 To motivate women taking up social responsibilities
particularly related to women development.

10
 NABARD, in 1996
 By march 06 ,22,38,565 were linked with banks
 545 banks participating
 4869 promoting partners

11
 Micro-finance and Poverty Alleviation
 The Formal Sector Institutions
 The Existing Informal financial sources
 Credit Mechanisms Adopted by HDFC (India) for
Funding the Low Income Group Beneficiaries
 Other Institutions like Grameen Banks.

12
 The idea of microfinance not being just about credit,
transactions takes its inspiration from the "Credit-Plus"
approach. The Credit-plus approach essentially integrates
adequate and timely credit into larger developmental processes
such as community organizing, leadership training,
entrepreneurship etc.

 It is indeed a two way street - many interlinked and

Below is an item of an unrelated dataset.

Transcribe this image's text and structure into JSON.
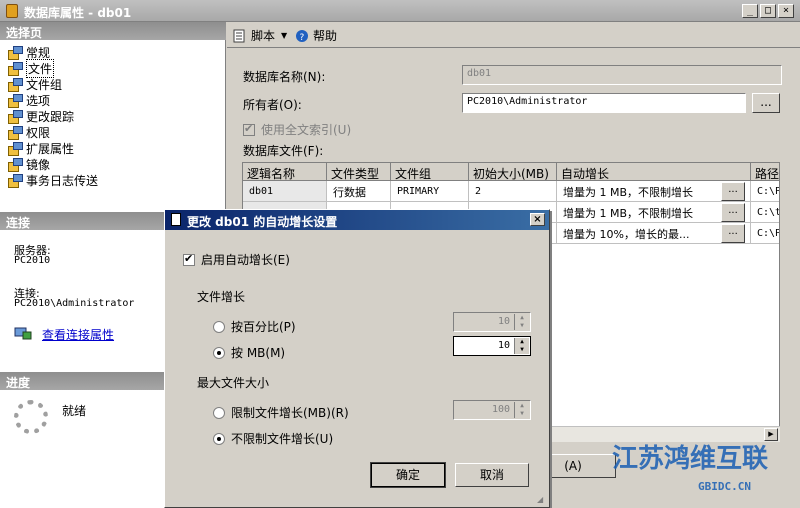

interdependent criteria need to be satisfied for the success of
microfinance programmes, and conversely - availability of
microfinance assists such activities.
13
 Trust building
Building trust among the various actors of the microfinance
programme – the community leaders, borrowers, NGOs and other
internal and external stakeholders. Trust building among the various
individuals involved is also a critical ingredient in good repayment
and recovery.
 Small enterprise management
Good management of an enterprise not only ensures that finance is
invested properly and profitably, it also leads to long-term financial
independence.
 Skills and vocational development
Access to good finance goes hand in hand with providing the
appropriate skills and vocational resources to utilize the finances.
This not only includes the development of new skills and vocations,
but strengthens existing skills that the microfinance recipients
possess - leading on to more equitable economic development.
14
 Leadership training
Identification and nourishing good community leaders helps in
bringing the community together and in giving a representative
voice to the community in articulating its needs and wishes. Many
microfinance programmes have leadership training components
built into them. Good leaders instill discipline among the
borrowers, leading to better financial management.
 Community development
Microfinance programmes bring the community together, and help
in the development of relationship among the residents -
particularly those that focus on women. Existing networks of
kinship and community organization, conversely, greatly facilitates
the implementation and success of MFI activities. In the long term,
it leads to better quality of life and well-being.

15
 Microfinance does not directly address
some structural problems facing Indian
society and the Economy
 Loans products are still too inflexible.
 Its progress in delivering financial services
in less densely populated areas has
been slow

16
 Lies in the areas of training and capacity
development.
 Poor regulation and supervision of
deposit taking- MFI’s
 Few MFI that meets the need for savings,
remittances & insurance
 Little evidence of progress towards the
goal of microfinance.

17
18